In Megaman 3, Protoman appears in front of Megaman several times, at first hiding his true identity by wearing a Sniper Joe-like mask and using the name “Breakman”. As you fight him each time, the game does nothing to explain what’s going on, or even who Protoman is at the end of the game. To me, this is a big sign of a rushed development.
Exhibit C: Musical cues suddenly get cut off
There are a few tracks that normally get cut off unless you preform the up and A trick with the second controller. The first is Protoman’s whistle. Normally only the first part will play and then cut out. The second example is Dr. Wily’s theme on the mapscreen. Again, it cuts off at roughly only half way through it. The final example is the worst.
After the mysterious shadowy figure that had been watching Megaman throughout the game saves him at the end of the game, the full version of Protoman’s theme plays as each Dr. Light Number robot scrolls by the screen. The full Protoman theme is a treat to hear, but it gets cut off right in the middle! What the hell Capcom?!
Exhibit D: Unused sprites and other oddities in the ROM
Megaman 3 is teeming with unused sprites, only discovered through modern NES compilers and hex editors. In Gemini Man’s stage, there was originally to be a large Saturn-like planet in the background that would shimmer in multiple colors. Other examples include a Magnet Missile sprite as the Magnets turned on an angle, something that does not occur in the final game.
There are many other examples. If you are curious, you can read all the examples discovered here: http://themechanicalmaniacs.com/articles/mm3mysteries.php
Even given its raid development shortcomings, Megaman 3 ending being a huge hit for Capcom when it was released in 1990, outselling nearly every other third party game that year. The wild success of two Megaman games in a row assured Capcom that a fourth would also sell well, so development of Megaman 4 was quickly scheduled, but the soon to be released Super Famicom would serve as a large growing pain for Megaman…
The addition of the slide greatly increases Megaman’s agility and is a lot of fun to use
Password system returns
The longest Megaman game ever made at 21 stages.
More classic Megaman tunes and one of the best titlescreen themes in videogame history
Almost complete lack of an in-game story. That opening sequence music is AMAZING, but the only way to hear it is to stare at the static title screen.
Many other musical oddities you cannot hear without special means, such as Protoman’s whistle playing part way, the Wily theme, and the epilogue. These tunes all get strangely cut off mid way through.
Far too easy.
The Top Spin sucks

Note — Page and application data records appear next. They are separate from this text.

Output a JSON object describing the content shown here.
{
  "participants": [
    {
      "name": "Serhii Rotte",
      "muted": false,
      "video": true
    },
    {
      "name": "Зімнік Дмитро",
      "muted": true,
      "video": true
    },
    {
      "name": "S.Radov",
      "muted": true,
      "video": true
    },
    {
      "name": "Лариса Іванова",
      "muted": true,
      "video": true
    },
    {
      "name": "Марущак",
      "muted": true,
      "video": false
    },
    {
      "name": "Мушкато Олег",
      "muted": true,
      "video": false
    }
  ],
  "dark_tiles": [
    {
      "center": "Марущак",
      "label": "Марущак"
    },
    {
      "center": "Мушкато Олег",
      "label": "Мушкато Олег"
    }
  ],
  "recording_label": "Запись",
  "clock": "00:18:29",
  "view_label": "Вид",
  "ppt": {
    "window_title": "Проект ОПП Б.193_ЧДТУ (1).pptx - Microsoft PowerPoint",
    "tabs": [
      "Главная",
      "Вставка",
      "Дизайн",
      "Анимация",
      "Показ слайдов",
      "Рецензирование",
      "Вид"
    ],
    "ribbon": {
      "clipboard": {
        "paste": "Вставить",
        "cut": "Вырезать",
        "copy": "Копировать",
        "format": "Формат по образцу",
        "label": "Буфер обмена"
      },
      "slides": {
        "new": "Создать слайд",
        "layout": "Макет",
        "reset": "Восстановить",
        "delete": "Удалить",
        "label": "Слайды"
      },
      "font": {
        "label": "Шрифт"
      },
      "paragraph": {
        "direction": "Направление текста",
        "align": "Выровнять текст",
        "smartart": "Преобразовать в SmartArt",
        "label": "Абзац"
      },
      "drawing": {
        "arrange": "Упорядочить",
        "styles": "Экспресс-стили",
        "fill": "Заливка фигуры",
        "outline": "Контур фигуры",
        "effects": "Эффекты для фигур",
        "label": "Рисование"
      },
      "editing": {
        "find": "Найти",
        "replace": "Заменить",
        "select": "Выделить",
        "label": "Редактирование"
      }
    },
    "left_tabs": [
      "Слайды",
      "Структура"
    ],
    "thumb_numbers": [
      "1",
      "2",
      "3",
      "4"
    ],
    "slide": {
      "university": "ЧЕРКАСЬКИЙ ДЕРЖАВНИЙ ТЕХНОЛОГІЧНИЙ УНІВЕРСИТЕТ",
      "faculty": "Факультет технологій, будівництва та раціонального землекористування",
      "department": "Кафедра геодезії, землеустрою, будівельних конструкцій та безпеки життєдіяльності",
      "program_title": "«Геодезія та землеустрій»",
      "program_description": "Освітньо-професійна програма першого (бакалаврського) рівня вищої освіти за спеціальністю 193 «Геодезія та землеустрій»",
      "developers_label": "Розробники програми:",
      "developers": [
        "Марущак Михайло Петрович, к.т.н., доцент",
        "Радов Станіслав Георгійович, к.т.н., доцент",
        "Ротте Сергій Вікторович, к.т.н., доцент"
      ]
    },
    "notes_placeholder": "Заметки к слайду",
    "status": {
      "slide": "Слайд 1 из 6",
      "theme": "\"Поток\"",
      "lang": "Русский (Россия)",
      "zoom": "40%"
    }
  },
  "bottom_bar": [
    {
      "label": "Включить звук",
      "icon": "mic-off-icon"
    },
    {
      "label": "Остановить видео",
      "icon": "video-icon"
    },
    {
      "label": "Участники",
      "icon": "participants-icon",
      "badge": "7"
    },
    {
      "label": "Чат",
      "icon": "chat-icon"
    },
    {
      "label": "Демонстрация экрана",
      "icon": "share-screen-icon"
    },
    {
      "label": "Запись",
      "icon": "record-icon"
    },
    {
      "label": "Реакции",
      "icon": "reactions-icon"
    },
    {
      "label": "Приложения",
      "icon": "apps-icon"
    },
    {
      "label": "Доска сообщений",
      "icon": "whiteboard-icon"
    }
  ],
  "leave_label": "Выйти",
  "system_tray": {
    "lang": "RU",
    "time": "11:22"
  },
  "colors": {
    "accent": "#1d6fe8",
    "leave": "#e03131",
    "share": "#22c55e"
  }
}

To me, the constant debate if Megaman 2 is better than 3 is irrelevant. They’re both must own, must play games that have timeless appeal. Megaman 3 is the first game where the US boxart even slightly resembles the blue bomber! As they say, third time’s a charm. Will Megaman 4 best it? Find out next time!
Platform: Famicom, Nintendo Entertainment System
Genre: Action Platformer
Release Date: September 28, 1990
Also from the developer: Megaman 2, Megaman X, Street Fighter, Bionic Commando
ESRB: N/A, but would be “E’
Buy or skip: Buy
Here’s some Megaman 3 beadsprites I made a while bac. Hope you enjoy!
and the robot master select screen
As if I needed another reason to love Megaman 3, I found this randomly on google image search.